▸ **Work item**: Where a line below includes the word "Hacking", copy that line.

+++ Material supplied

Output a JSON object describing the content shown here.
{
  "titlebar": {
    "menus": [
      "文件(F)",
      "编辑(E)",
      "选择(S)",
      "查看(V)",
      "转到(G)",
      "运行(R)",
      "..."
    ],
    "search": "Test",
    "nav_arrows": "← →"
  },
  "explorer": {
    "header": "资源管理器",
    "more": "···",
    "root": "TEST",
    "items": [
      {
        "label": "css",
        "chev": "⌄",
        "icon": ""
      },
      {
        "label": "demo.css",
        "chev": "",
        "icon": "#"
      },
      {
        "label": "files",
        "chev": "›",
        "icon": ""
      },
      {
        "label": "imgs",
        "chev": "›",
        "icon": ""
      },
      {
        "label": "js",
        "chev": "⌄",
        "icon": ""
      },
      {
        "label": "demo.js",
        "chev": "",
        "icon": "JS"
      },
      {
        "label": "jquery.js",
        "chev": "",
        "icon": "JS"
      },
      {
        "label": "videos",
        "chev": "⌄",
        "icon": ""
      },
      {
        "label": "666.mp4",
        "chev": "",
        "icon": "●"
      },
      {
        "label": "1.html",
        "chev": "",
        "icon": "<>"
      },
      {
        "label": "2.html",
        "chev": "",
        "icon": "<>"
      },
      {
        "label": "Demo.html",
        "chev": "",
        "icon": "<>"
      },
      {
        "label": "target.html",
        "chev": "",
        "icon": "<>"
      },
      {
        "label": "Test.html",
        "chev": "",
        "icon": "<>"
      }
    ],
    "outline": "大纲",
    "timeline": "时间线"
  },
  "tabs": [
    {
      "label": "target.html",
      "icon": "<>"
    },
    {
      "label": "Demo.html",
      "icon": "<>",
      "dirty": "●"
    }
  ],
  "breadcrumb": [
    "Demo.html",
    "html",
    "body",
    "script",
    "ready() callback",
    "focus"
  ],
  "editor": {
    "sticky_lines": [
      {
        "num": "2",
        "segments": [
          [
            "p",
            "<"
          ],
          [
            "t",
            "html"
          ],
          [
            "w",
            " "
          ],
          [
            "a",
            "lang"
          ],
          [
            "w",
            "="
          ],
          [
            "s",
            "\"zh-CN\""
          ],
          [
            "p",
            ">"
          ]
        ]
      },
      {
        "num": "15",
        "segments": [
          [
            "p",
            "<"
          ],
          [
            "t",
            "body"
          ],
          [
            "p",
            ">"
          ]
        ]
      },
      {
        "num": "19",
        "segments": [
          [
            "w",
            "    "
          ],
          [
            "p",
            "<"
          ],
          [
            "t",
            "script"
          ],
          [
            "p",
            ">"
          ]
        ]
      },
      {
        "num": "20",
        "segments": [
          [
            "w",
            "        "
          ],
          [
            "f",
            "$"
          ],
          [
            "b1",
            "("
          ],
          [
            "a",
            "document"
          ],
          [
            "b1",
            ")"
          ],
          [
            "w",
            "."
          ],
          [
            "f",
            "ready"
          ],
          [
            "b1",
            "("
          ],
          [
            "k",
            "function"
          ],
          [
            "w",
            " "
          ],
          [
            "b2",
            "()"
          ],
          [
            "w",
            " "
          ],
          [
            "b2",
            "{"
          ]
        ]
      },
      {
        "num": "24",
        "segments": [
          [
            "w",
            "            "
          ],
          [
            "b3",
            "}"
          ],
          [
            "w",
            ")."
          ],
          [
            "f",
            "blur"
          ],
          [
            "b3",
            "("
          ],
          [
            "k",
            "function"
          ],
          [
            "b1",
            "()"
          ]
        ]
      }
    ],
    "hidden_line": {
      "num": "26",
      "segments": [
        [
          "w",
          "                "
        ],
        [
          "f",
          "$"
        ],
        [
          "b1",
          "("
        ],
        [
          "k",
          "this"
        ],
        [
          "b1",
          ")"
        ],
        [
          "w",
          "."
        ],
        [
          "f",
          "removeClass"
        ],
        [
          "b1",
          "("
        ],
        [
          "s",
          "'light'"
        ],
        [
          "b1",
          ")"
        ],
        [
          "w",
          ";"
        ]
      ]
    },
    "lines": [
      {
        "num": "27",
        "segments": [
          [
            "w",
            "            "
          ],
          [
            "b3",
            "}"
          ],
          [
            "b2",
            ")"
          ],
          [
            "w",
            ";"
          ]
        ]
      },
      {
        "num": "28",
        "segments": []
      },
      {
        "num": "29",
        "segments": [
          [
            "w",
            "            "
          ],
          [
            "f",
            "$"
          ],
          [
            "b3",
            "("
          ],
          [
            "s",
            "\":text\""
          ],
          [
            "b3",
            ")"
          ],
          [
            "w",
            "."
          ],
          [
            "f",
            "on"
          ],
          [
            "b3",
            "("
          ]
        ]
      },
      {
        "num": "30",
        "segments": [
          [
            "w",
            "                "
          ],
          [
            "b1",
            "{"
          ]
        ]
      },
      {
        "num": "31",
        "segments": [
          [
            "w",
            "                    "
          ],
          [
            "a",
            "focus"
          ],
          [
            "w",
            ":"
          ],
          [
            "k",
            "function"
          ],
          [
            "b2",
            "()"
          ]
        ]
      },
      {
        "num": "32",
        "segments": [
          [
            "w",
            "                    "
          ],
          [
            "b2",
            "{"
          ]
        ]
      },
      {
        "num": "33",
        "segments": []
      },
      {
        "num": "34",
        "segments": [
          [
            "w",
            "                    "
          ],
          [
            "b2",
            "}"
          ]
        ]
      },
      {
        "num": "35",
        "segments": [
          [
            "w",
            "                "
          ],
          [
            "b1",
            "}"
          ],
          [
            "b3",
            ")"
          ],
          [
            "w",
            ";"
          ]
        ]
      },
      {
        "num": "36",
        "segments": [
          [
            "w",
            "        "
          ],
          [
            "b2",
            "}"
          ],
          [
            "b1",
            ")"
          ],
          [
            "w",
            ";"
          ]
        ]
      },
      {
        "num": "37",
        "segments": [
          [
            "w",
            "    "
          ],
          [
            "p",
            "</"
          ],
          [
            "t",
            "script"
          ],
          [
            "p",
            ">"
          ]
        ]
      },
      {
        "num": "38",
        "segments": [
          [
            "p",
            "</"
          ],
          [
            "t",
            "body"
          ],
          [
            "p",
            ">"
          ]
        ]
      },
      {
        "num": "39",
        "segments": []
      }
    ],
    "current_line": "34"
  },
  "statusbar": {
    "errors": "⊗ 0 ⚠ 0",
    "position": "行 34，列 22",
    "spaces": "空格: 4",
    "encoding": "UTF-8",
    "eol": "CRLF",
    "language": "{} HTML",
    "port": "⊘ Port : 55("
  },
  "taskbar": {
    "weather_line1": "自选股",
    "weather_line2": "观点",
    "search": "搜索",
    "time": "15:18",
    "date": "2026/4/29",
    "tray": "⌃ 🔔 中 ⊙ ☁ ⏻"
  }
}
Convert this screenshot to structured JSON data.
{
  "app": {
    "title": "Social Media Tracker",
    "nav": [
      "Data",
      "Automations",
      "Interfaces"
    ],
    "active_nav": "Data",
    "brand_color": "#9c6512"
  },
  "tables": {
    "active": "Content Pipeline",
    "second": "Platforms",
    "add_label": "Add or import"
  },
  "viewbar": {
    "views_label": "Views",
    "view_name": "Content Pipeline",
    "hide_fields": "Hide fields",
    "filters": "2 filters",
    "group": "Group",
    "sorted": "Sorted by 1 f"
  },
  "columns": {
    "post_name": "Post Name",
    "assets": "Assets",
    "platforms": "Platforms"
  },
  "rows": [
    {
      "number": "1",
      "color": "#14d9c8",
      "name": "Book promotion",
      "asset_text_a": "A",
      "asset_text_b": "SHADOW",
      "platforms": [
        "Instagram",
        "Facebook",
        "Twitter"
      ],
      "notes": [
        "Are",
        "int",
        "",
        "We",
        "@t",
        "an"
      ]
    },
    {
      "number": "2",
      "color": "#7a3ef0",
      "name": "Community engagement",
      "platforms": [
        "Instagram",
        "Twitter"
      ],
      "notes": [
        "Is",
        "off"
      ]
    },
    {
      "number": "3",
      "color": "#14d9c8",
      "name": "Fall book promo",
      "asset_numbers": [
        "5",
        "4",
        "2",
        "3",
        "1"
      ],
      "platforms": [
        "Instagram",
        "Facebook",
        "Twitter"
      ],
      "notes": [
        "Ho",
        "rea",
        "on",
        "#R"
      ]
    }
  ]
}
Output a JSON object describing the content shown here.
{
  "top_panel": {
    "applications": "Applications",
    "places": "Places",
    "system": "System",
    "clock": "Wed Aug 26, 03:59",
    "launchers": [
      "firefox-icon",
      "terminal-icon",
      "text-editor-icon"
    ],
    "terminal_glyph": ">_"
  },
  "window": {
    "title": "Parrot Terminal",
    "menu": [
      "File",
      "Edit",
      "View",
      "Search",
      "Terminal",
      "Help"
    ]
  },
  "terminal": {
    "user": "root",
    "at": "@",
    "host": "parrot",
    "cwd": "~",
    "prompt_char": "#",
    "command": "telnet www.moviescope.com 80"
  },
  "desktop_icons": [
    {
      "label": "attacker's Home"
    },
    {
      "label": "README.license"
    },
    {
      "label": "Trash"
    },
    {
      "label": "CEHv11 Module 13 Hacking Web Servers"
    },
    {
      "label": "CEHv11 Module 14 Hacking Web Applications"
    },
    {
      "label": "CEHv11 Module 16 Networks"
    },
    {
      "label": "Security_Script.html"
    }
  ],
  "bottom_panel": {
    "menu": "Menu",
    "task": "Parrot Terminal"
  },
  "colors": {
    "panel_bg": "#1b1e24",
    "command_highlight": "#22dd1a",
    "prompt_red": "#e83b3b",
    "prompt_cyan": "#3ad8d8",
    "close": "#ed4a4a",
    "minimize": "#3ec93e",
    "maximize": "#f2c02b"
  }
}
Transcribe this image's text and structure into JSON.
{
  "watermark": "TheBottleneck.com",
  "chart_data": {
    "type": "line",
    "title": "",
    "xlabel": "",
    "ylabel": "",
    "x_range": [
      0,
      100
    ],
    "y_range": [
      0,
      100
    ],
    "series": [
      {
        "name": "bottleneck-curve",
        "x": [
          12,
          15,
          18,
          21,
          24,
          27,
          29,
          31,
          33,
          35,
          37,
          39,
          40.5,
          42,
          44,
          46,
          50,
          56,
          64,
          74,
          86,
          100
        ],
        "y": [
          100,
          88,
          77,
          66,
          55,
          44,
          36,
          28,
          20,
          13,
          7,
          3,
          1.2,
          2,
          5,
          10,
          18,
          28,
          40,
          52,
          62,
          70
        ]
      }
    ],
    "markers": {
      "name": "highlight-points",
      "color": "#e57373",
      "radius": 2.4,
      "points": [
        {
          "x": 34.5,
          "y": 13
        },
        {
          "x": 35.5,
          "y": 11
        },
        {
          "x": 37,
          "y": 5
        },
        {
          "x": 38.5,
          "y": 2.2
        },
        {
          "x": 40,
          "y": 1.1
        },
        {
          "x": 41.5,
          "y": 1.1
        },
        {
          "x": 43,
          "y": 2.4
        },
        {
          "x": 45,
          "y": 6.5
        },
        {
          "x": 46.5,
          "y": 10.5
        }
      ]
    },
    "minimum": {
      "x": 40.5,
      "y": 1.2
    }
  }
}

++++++

▸ **Exercise response**:
      "label": "CEHv11 Module 13 Hacking Web Servers"
      "label": "CEHv11 Module 14 Hacking Web Applications"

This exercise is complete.